  • Is the tree healthy or diseased? If a tree is suffering from a severe disease, you’re likely to do more pruning than you would from a healthy tree. Branches that won’t be removed from a healthy tree would have to be cut because they are diseased.

Parts of The Tree To Prune

Sometimes, all you need to focus on is removing some twigs and overgrown branches. Other times, you would need to remove more. In any case, here are the several tree parts to focus your pruning efforts.

  • Diseased, dying or dead branches
  • Twigs sprouting at the trunk’s base
  • Branches growing across the tree’s center
  • Branches that cross and rub together or may rub in the future
  • Vertical branches that may grow into additional or secondary trunks
  • Overgrown foliage and branches affecting buildings, power lines or visibility.

How To Prune Your Tree

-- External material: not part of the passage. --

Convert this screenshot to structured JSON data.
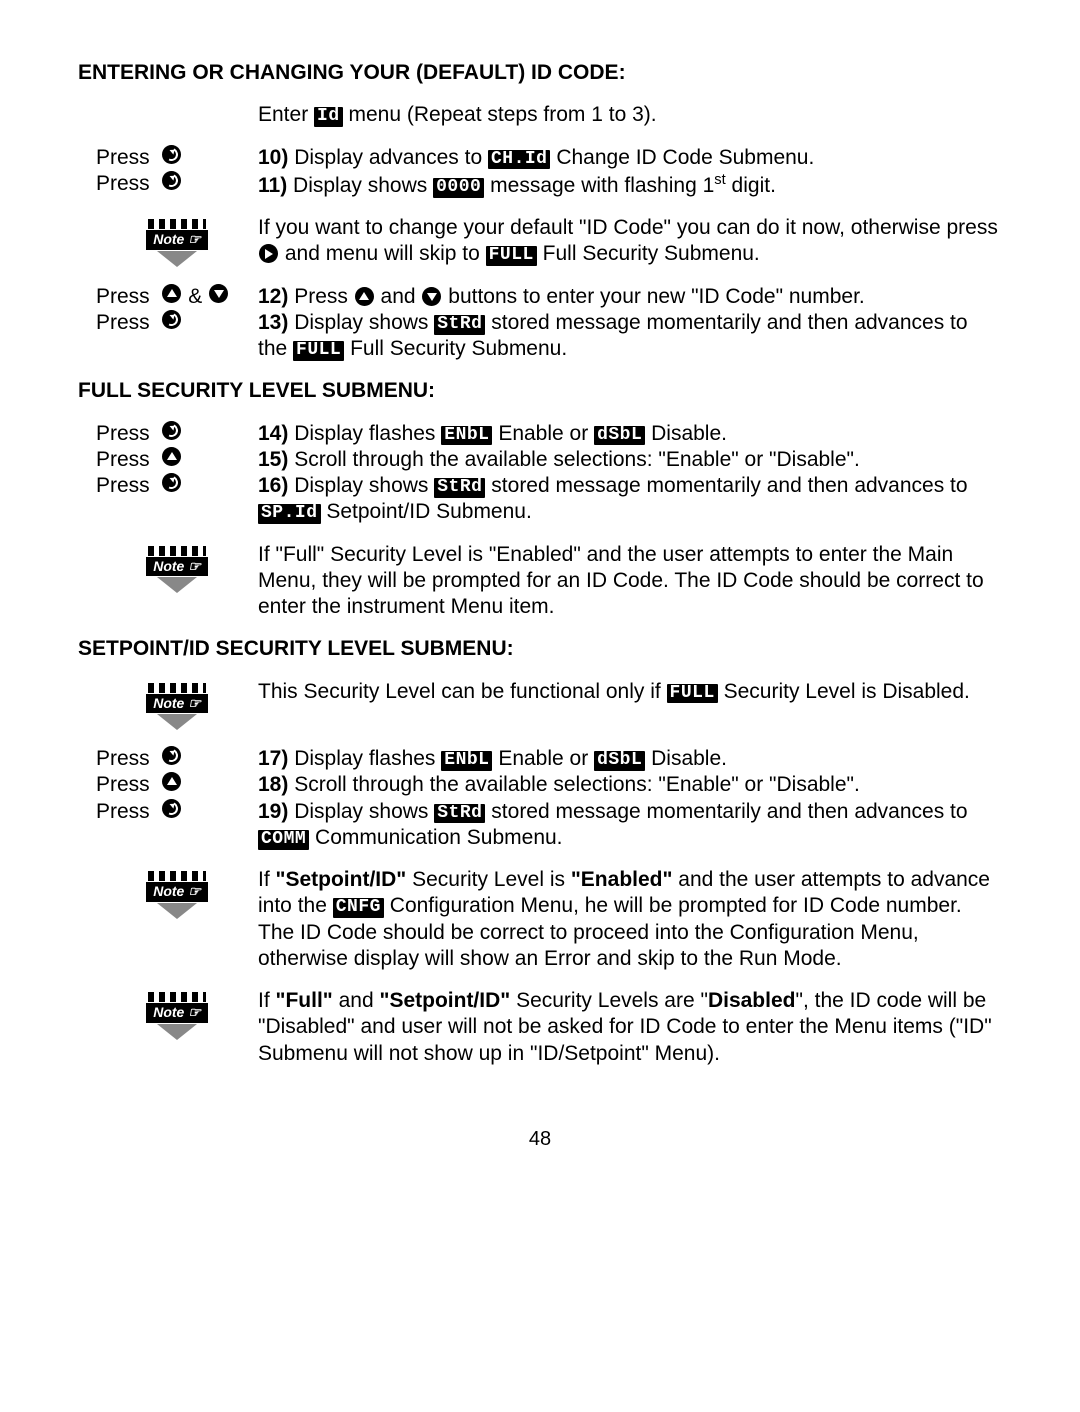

When pruning, you should cut back to a bud, twig or branch to encourage healthy new growth. However, you have to do it carefully, so you don’t cut into the trunk and remove or expose live tissues, as this will create an entry for insect pests and diseases that may damage the tree. You can avoid this by cutting branches just before the points where they spring from the trunk (i.e., the collar). You can find a more in-depth pruning guide here, or reach out to us at Levy’s Lawn and Landscaping for professional help.